Dendritic cells (DC) and cytokines produced by DC play crucial roles in inducing and regulating pro-/anti-inflammatory and Th1/Th2 responses. DC are known to produce a Th1-pro-moting cytokine, interleukin (IL)-12, in response to malaria and other pathogenic infections, but it is thought that DC do not produce Th2-promoting cytokine, IL-4. Here, we show that a protein factor of malaria parasites induces IL-4 responses by CD11chiMHCIIhiCD3CD49bCD19FcRI DC via PI3K–Akt–NF-B signaling independent of TLR-MyD88/TRIF. Malaria parasite–activated DC induced IL-4 responses by T cells both in vitro and in vivo, favoring Th2, and il-4– deficient DC were unable to induce IL-4 expression by T cells. Interestingly, lethal parasites, Plasmodium falciparum and Plasmodium berghei ANKA, induced IL-4 response primarily by CD8 DC, whereas nonlethal Plasmodium yoelii induced IL-4 by both CD8 and CD8 DC. In both P. berghei ANKA- and P. yoelii-infected mice, IL-4 – expressing CD8 DC did not express IL-12, but a distinct CD8 DC subset expressed IL-12. In P. berghei ANKA infection, CD8 DC expressed IL-12 but not IL-4, whereas in P. yoelii infection, CD8 DC expressed IL-4 but not IL-12. These differential IL-4 and IL-12 responses by DC subsets may contribute to different Th1/Th2 development and clinical outcomes in lethal and nonlethal malaria. Our results for the first time demonstrate that a malaria protein factor induces IL-4 production by DC via PI3K–Akt–NF-B signaling, revealing signaling and molecular mechanisms that initiate and promote Th2 development.

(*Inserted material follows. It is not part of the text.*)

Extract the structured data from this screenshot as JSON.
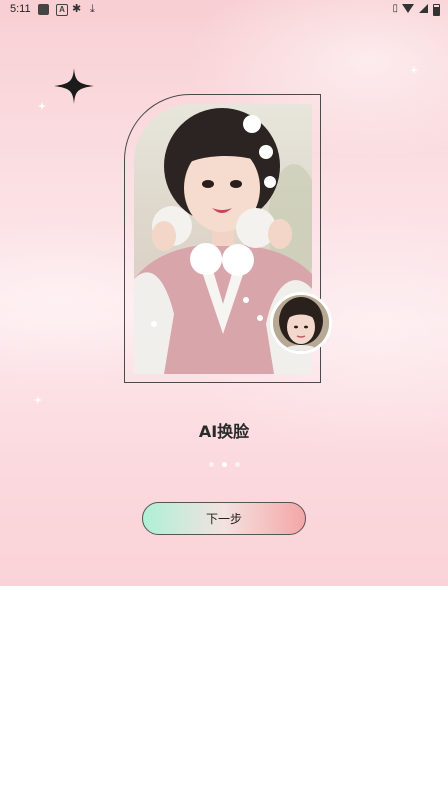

All Science Journal Classification (ASJC) codes
- Molecular Biology
- Cell Biology